Should You Consider an Offset Mortgage?
If you live in the United Kingdom and are looking for a flexible mortgage, you might want to consider taking out an offset mortgage.
Offset mortgages are vary from a traditional fixed-rate mortgage because borrowers can reduce the interest rate that they are charged by offsetting a balance against a mortgage debt. For example, if you have a mortgage balance of 200,000 GBP and have a credit balance of 50,000 GBP, you’re only charged interest on 150,000 GBP. Some lenders make use of a single account for all transactions, which is sometimes referred to as a current account mortgage.
Lenders generally tend to set a credit limit at the beginning of a mortgage and allow borrowers to take out credit up to the limit. The limit can be periodically reviewed by creditor as the borrower’s credit rating changes. The lender can sometimes place restrictions on a mortgage during the end of repayment to make sure that the borrower repays. Some lenders allow full drawdown up to the end date of the mortgage where the loan must be repaid. This can tend to create problems for borrowers that aren’t disciplined or are approaching retirement. Sometimes lenders won’t renew a loan term for a borrower, sometimes on the grounds of the borrower’s age.

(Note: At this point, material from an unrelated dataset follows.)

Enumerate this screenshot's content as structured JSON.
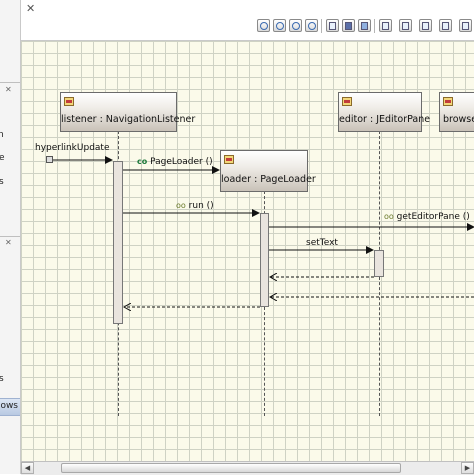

Other lenders make use of multiple accounts. Typically, there is a mortgage account and a deposit account. A lender allows multiple accounts for credit balances and in some situations for debit balances. These accounts allow the borrowers to split their money into different accounts based on the purpose. All of the accounts offset the mortgage debt.
In the United States, flexible mortgages gained popularity during the housing bubble in 2006 and 2007, however, they have become very rare since the housing market declined.
If you’re looking for more information about getting offset mortgages explained, there are a number of great resources that your creditor can provide.
Get Analysts' Upgrades and Downgrades Daily - Enter your email address below to receive a concise daily summary of analysts' upgrades, downgrades and new coverage with MarketBeat.com's FREE daily email newsletter.